• WORK INSTRUCTION
In the records below, some lines hold the word "globe". Copy each of those lines.

• SUPPLIED MATERIAL
□ □ □ □ □ □ □
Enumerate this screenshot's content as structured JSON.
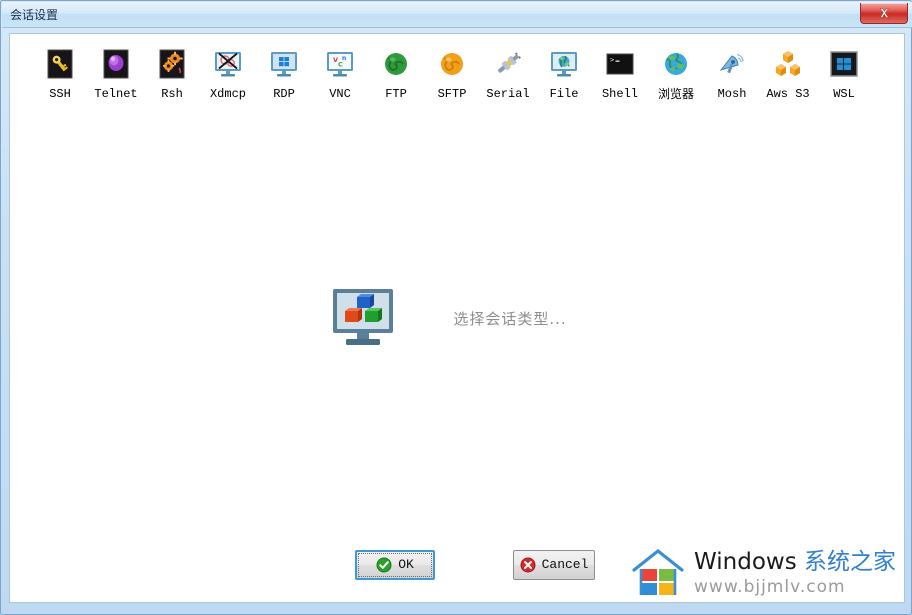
{
  "window": {
    "title": "会话设置",
    "close_button_label": "X",
    "close_icon": "close-x-icon"
  },
  "session_types": [
    {
      "label": "SSH",
      "icon": "ssh-key-icon",
      "cjk": false
    },
    {
      "label": "Telnet",
      "icon": "telnet-sphere-icon",
      "cjk": false
    },
    {
      "label": "Rsh",
      "icon": "rsh-gears-icon",
      "cjk": false
    },
    {
      "label": "Xdmcp",
      "icon": "xdmcp-monitor-icon",
      "cjk": false
    },
    {
      "label": "RDP",
      "icon": "rdp-monitor-icon",
      "cjk": false
    },
    {
      "label": "VNC",
      "icon": "vnc-monitor-icon",
      "cjk": false
    },
    {
      "label": "FTP",
      "icon": "ftp-green-globe-icon",
      "cjk": false
    },
    {
      "label": "SFTP",
      "icon": "sftp-orange-globe-icon",
      "cjk": false
    },
    {
      "label": "Serial",
      "icon": "serial-plug-icon",
      "cjk": false
    },
    {
      "label": "File",
      "icon": "file-monitor-globe-icon",
      "cjk": false
    },
    {
      "label": "Shell",
      "icon": "shell-terminal-icon",
      "cjk": false
    },
    {
      "label": "浏览器",
      "icon": "browser-globe-icon",
      "cjk": true
    },
    {
      "label": "Mosh",
      "icon": "mosh-satellite-icon",
      "cjk": false
    },
    {
      "label": "Aws S3",
      "icon": "aws-s3-cubes-icon",
      "cjk": false
    },
    {
      "label": "WSL",
      "icon": "wsl-windows-icon",
      "cjk": false
    }
  ],
  "placeholder": {
    "icon": "monitor-cubes-icon",
    "text": "选择会话类型..."
  },
  "buttons": {
    "ok": {
      "label": "OK",
      "icon": "green-check-icon",
      "focused": true
    },
    "cancel": {
      "label": "Cancel",
      "icon": "red-x-icon",
      "focused": false
    }
  },
  "watermark": {
    "logo_icon": "windows-house-logo-icon",
    "brand": "Windows ",
    "brand_suffix": "系统之家",
    "url": "www.bjjmlv.com"
  },
  "colors": {
    "titlebar_top": "#e8f3fc",
    "titlebar_bottom": "#cbe4f7",
    "window_border": "#7ba5c9",
    "close_red": "#c92b24",
    "focus_blue": "#3c99d4",
    "placeholder_text": "#8e8e8e",
    "watermark_blue": "#2f7fd4"
  }
}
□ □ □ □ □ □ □
• RESULT BELOW
      "icon": "ftp-green-globe-icon",
      "icon": "sftp-orange-globe-icon",
      "icon": "file-monitor-globe-icon",
      "icon": "browser-globe-icon",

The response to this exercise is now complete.